The man responsible for some of the greatest albums of the last twenty years presents his third and finest solo release. Daniel Lanois Shine is warm, organic and dazzling; the songs run the gamut from melodic roots/pop to distinctive, pedal steel fueled instrumentals. One listen to Shine, and you will hear how artists from U2 to Bob Dylan to Peter Gabriel have benefited from Daniel's unique talents.

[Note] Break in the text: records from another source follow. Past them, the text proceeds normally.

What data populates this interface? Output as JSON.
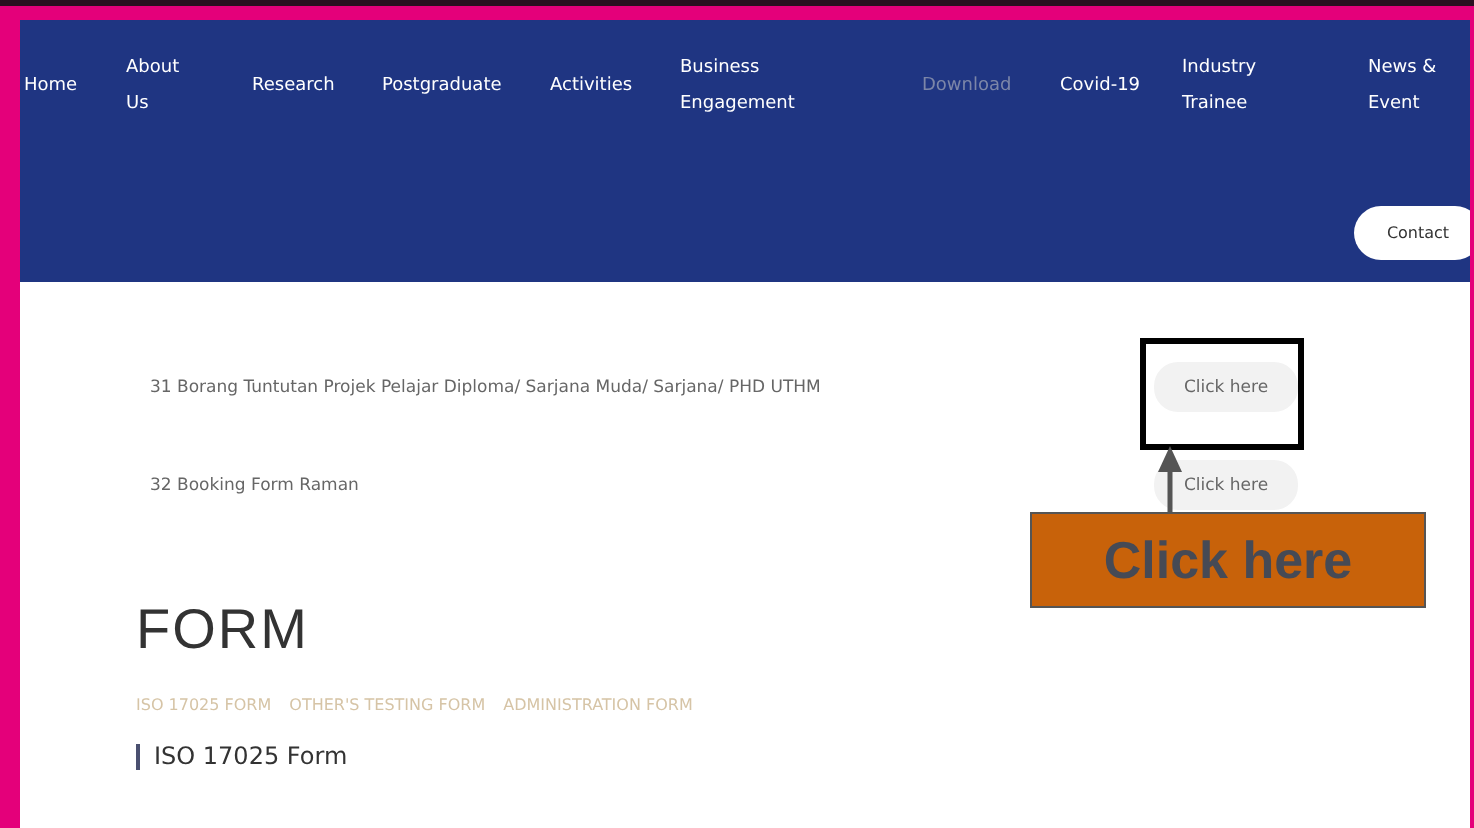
{
  "nav": {
    "items": [
      {
        "label": "Home",
        "selected": false
      },
      {
        "label": "About Us",
        "selected": false
      },
      {
        "label": "Research",
        "selected": false
      },
      {
        "label": "Postgraduate",
        "selected": false
      },
      {
        "label": "Activities",
        "selected": false
      },
      {
        "label": "Business Engagement",
        "selected": false
      },
      {
        "label": "Download",
        "selected": true
      },
      {
        "label": "Covid-19",
        "selected": false
      },
      {
        "label": "Industry Trainee",
        "selected": false
      },
      {
        "label": "News & Event",
        "selected": false
      }
    ],
    "contact_button": "Contact"
  },
  "downloads": [
    {
      "title": "31 Borang Tuntutan Projek Pelajar Diploma/ Sarjana Muda/ Sarjana/ PHD UTHM",
      "button": "Click here"
    },
    {
      "title": "32 Booking Form Raman",
      "button": "Click here"
    }
  ],
  "form_section": {
    "heading": "FORM",
    "tabs": [
      "ISO 17025 FORM",
      "OTHER'S TESTING FORM",
      "ADMINISTRATION FORM"
    ],
    "subheading": "ISO 17025 Form"
  },
  "annotation": {
    "callout": "Click here"
  }
}
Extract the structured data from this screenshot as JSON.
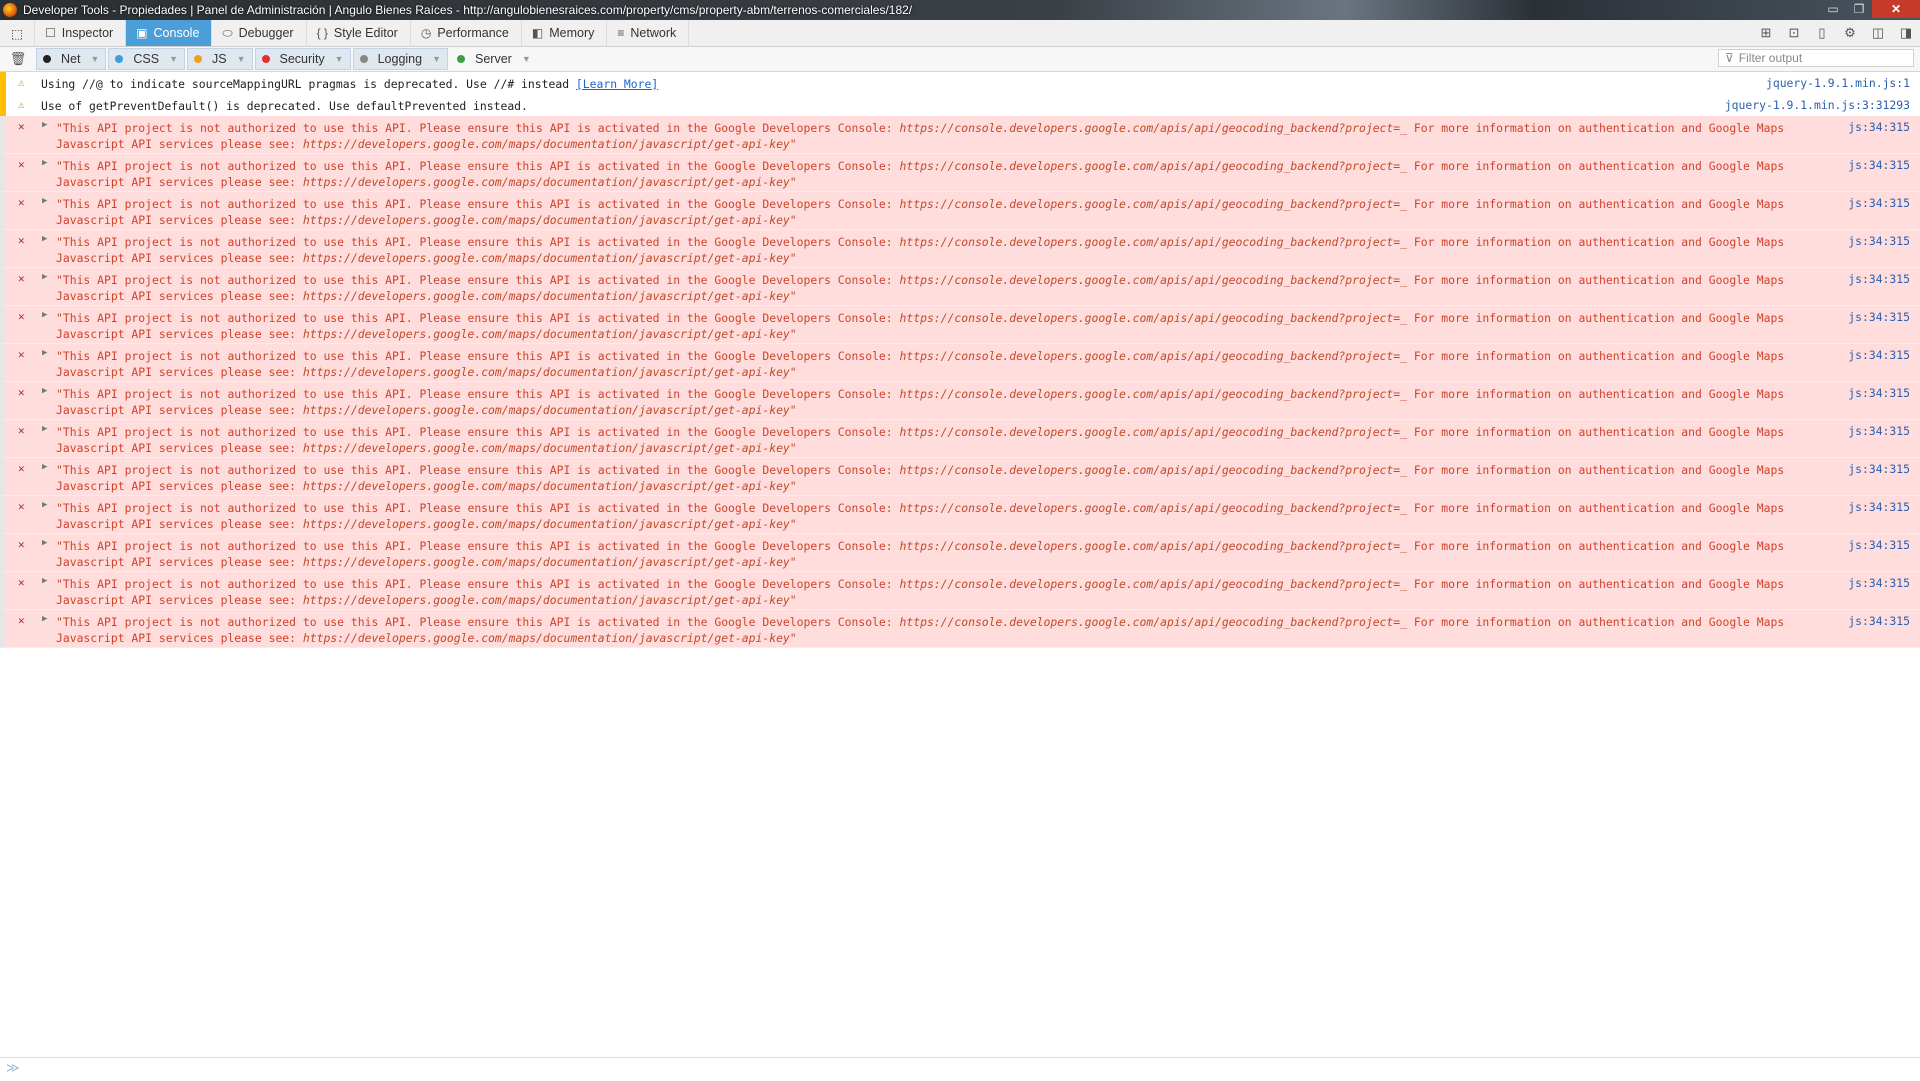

Daniel Lanois, while a prolific producer, is is a frustratingly sporadic recording artist. Hes also a surprising one, given that the albums he has produced (think of The Joshua Tree, All That You Cant Leave Behind, So, Oh Mercy) are characterized by surging, luxuriant audioscapes, his own works are resolutely modest. Shine, indeed, is almost lo-fi. The only link between Lanoiss big-budget productions and this unassuming record is the personnel. Lanois possesses a star-studded Rolodex and hes not shy about using it: Emmylou Harris contributes backing vocals to the opening track, while "Falling at Your Feet," is a duet with its co-author, Bono . The remainder of Shine features thoughtful, subtle songwriting. Meanwhile, the limitations of Lanoiss vocals lend an engaging frailty, leavened with bleak, lonely, instrumental interludes. --Andrew Mueller
See all Editorial Reviews